People are managed with supportive care, which may include fluid therapy, oxygen support and supporting other affected vital organs. The CDC recommends that those who suspect they carry the virus wear a simple face mask. Extracorporeal membrane oxygenation (ECMO) has been used to address the issue of respiratory failure, but its benefits are still under consideration.
The WHO and Chinese National Health Commission have published recommendations for taking care of people who are hospitalised with COVID-19. Intensivists and pulmonologists in the US have compiled treatment recommendations from various agencies into a free resource, the IBCC.
Some medical professionals recommend paracetamol (acetaminophen) over ibuprofen for first-line use. The WHO does not oppose the use of non-steroidal anti-inflammatory drugs (NSAIDs) such as ibuprofen for symptoms, and the FDA says currently there is no evidence that NSAIDs worsen COVID-19 symptoms.
While theoretical concerns have been raised about ACE inhibitors and angiotensin receptor blockers, as of 19 March 2020, these are not sufficient to justify stopping these medications. Steroids, such as methylprednisolone, are not recommended unless the disease is complicated by acute respiratory distress syndrome.
Personal protective equipment
Precautions must be taken to minimise the risk of virus transmission, especially in healthcare settings when performing procedures that can generate aerosols, such as intubation or hand ventilation. For healthcare professionals caring for people with COVID-19, the CDC recommends placing the person in an Airborne Infection Isolation Room (AIIR) in addition to using standard precautions, contact precautions and airborne precautions.
CDC outlines the specific guidelines for the use of personal protective equipment (PPE) during the pandemic. The recommended gear includes:
When available, respirators (instead of facemasks) are preferred. N95 respirators are approved for industrial settings but the FDA has authorised the masks for use under an Emergency Use Authorisation (EUA). They are designed to protect from airborne particles like dust but effectiveness against a specific biological agent is not guaranteed for off-label uses. When masks are not available, the CDC recommends using face shields or, as a last resort, homemade masks.
Most cases of COVID-19 are not severe enough to require mechanical ventilation (artificial assistance to support breathing), but a percentage of cases do. Some Canadian doctors recommend the use of invasive mechanical ventilation because this technique limits the spread of aerosolised transmission vectors.

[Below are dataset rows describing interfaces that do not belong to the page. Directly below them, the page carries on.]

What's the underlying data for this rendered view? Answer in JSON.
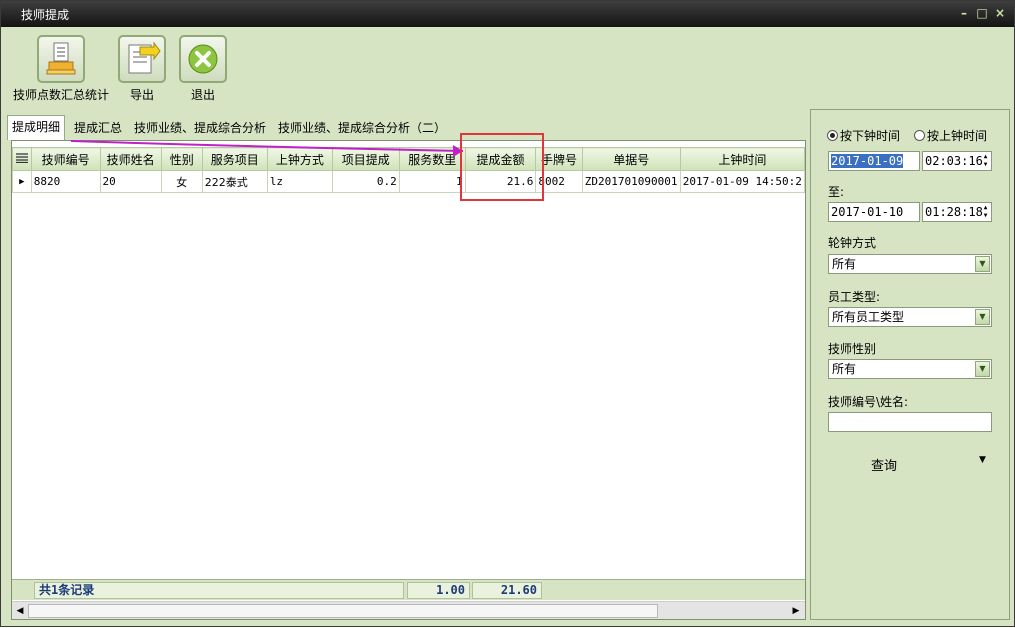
{
  "window": {
    "title": "技师提成",
    "min": "–",
    "max": "□",
    "close": "×"
  },
  "toolbar": {
    "stats": "技师点数汇总统计",
    "export": "导出",
    "exit": "退出"
  },
  "tabs": [
    {
      "label": "提成明细"
    },
    {
      "label": "提成汇总"
    },
    {
      "label": "技师业绩、提成综合分析"
    },
    {
      "label": "技师业绩、提成综合分析（二）"
    }
  ],
  "grid": {
    "columns": [
      "技师编号",
      "技师姓名",
      "性别",
      "服务项目",
      "上钟方式",
      "项目提成",
      "服务数里",
      "提成金额",
      "手牌号",
      "单据号",
      "上钟时间"
    ],
    "rows": [
      [
        "8820",
        "20",
        "女",
        "222泰式",
        "lz",
        "0.2",
        "1",
        "21.6",
        "8002",
        "ZD201701090001",
        "2017-01-09 14:50:2"
      ]
    ],
    "footer": {
      "count": "共1条记录",
      "qty_total": "1.00",
      "amount_total": "21.60"
    }
  },
  "sidebar": {
    "radio_off_time": "按下钟时间",
    "radio_on_time": "按上钟时间",
    "from_date": "2017-01-09",
    "from_time": "02:03:16",
    "to_label": "至:",
    "to_date": "2017-01-10",
    "to_time": "01:28:18",
    "rotation_label": "轮钟方式",
    "rotation_value": "所有",
    "staff_type_label": "员工类型:",
    "staff_type_value": "所有员工类型",
    "gender_label": "技师性别",
    "gender_value": "所有",
    "id_name_label": "技师编号\\姓名:",
    "id_name_value": "",
    "query_button": "查询"
  },
  "colors": {
    "window_bg": "#d6e4c4",
    "highlight": "#e0353a",
    "arrow": "#c020c8"
  }
}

Severe cases are most common in older adults (those older than 60 years and especially those older than 80 years). Many developed countries do not have enough hospital beds per capita, which limits a health system‘s capacity to handle a sudden spike in the number of COVID-19 cases severe enough to require hospitalisation. This limited capacity is a significant driver of the need to flatten the curve (to keep the speed at which new cases occur and thus the number of people sick at one point in time lower). One study in China found 5% were admitted to intensive care units, 2.3% needed mechanical support of ventilation, and 1.4% died. Around 20–30% of the people in hospital with pneumonia from COVID-19 needed ICU care for respiratory support.
Acute respiratory distress syndrome

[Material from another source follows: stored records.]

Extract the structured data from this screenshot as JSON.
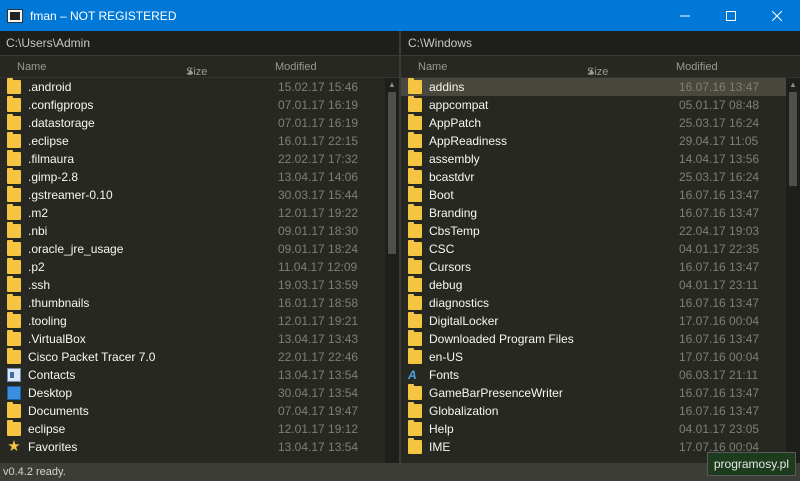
{
  "window": {
    "title": "fman – NOT REGISTERED"
  },
  "left_pane": {
    "path": "C:\\Users\\Admin",
    "columns": {
      "name": "Name",
      "size": "Size",
      "modified": "Modified",
      "sort_indicator": "▲"
    },
    "rows": [
      {
        "name": ".android",
        "modified": "15.02.17 15:46",
        "icon": "folder-icon"
      },
      {
        "name": ".configprops",
        "modified": "07.01.17 16:19",
        "icon": "folder-icon"
      },
      {
        "name": ".datastorage",
        "modified": "07.01.17 16:19",
        "icon": "folder-icon"
      },
      {
        "name": ".eclipse",
        "modified": "16.01.17 22:15",
        "icon": "folder-icon"
      },
      {
        "name": ".filmaura",
        "modified": "22.02.17 17:32",
        "icon": "folder-icon"
      },
      {
        "name": ".gimp-2.8",
        "modified": "13.04.17 14:06",
        "icon": "folder-icon"
      },
      {
        "name": ".gstreamer-0.10",
        "modified": "30.03.17 15:44",
        "icon": "folder-icon"
      },
      {
        "name": ".m2",
        "modified": "12.01.17 19:22",
        "icon": "folder-icon"
      },
      {
        "name": ".nbi",
        "modified": "09.01.17 18:30",
        "icon": "folder-icon"
      },
      {
        "name": ".oracle_jre_usage",
        "modified": "09.01.17 18:24",
        "icon": "folder-icon"
      },
      {
        "name": ".p2",
        "modified": "11.04.17 12:09",
        "icon": "folder-icon"
      },
      {
        "name": ".ssh",
        "modified": "19.03.17 13:59",
        "icon": "folder-icon"
      },
      {
        "name": ".thumbnails",
        "modified": "16.01.17 18:58",
        "icon": "folder-icon"
      },
      {
        "name": ".tooling",
        "modified": "12.01.17 19:21",
        "icon": "folder-icon"
      },
      {
        "name": ".VirtualBox",
        "modified": "13.04.17 13:43",
        "icon": "folder-icon"
      },
      {
        "name": "Cisco Packet Tracer 7.0",
        "modified": "22.01.17 22:46",
        "icon": "folder-icon"
      },
      {
        "name": "Contacts",
        "modified": "13.04.17 13:54",
        "icon": "contacts-icon"
      },
      {
        "name": "Desktop",
        "modified": "30.04.17 13:54",
        "icon": "desktop-icon"
      },
      {
        "name": "Documents",
        "modified": "07.04.17 19:47",
        "icon": "folder-icon"
      },
      {
        "name": "eclipse",
        "modified": "12.01.17 19:12",
        "icon": "folder-icon"
      },
      {
        "name": "Favorites",
        "modified": "13.04.17 13:54",
        "icon": "star-icon"
      }
    ]
  },
  "right_pane": {
    "path": "C:\\Windows",
    "columns": {
      "name": "Name",
      "size": "Size",
      "modified": "Modified",
      "sort_indicator": "▲"
    },
    "selected_row": 0,
    "rows": [
      {
        "name": "addins",
        "modified": "16.07.16 13:47",
        "icon": "folder-icon"
      },
      {
        "name": "appcompat",
        "modified": "05.01.17 08:48",
        "icon": "folder-icon"
      },
      {
        "name": "AppPatch",
        "modified": "25.03.17 16:24",
        "icon": "folder-icon"
      },
      {
        "name": "AppReadiness",
        "modified": "29.04.17 11:05",
        "icon": "folder-icon"
      },
      {
        "name": "assembly",
        "modified": "14.04.17 13:56",
        "icon": "folder-icon"
      },
      {
        "name": "bcastdvr",
        "modified": "25.03.17 16:24",
        "icon": "folder-icon"
      },
      {
        "name": "Boot",
        "modified": "16.07.16 13:47",
        "icon": "folder-icon"
      },
      {
        "name": "Branding",
        "modified": "16.07.16 13:47",
        "icon": "folder-icon"
      },
      {
        "name": "CbsTemp",
        "modified": "22.04.17 19:03",
        "icon": "folder-icon"
      },
      {
        "name": "CSC",
        "modified": "04.01.17 22:35",
        "icon": "folder-icon"
      },
      {
        "name": "Cursors",
        "modified": "16.07.16 13:47",
        "icon": "folder-icon"
      },
      {
        "name": "debug",
        "modified": "04.01.17 23:11",
        "icon": "folder-icon"
      },
      {
        "name": "diagnostics",
        "modified": "16.07.16 13:47",
        "icon": "folder-icon"
      },
      {
        "name": "DigitalLocker",
        "modified": "17.07.16 00:04",
        "icon": "folder-icon"
      },
      {
        "name": "Downloaded Program Files",
        "modified": "16.07.16 13:47",
        "icon": "folder-icon"
      },
      {
        "name": "en-US",
        "modified": "17.07.16 00:04",
        "icon": "folder-icon"
      },
      {
        "name": "Fonts",
        "modified": "06.03.17 21:11",
        "icon": "fonts-icon"
      },
      {
        "name": "GameBarPresenceWriter",
        "modified": "16.07.16 13:47",
        "icon": "folder-icon"
      },
      {
        "name": "Globalization",
        "modified": "16.07.16 13:47",
        "icon": "folder-icon"
      },
      {
        "name": "Help",
        "modified": "04.01.17 23:05",
        "icon": "folder-icon"
      },
      {
        "name": "IME",
        "modified": "17.07.16 00:04",
        "icon": "folder-icon"
      }
    ]
  },
  "statusbar": {
    "text": "v0.4.2 ready."
  },
  "watermark": {
    "text": "programosy.pl"
  },
  "colors": {
    "titlebar": "#0078d7",
    "background": "#272822",
    "folder": "#f5c542",
    "selection": "#49483e",
    "date_text": "#7f7f78"
  }
}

Mechanical ventilation becomes more complex as ARDS develops in COVID-19 and oxygenation becomes increasingly difficult. Ventilators capable of pressure control modes and high PEEP are needed to maximise oxygen delivery while minimising the risk of ventilator-associated lung injury and pneumothorax. High PEEP may not be available on older ventilators.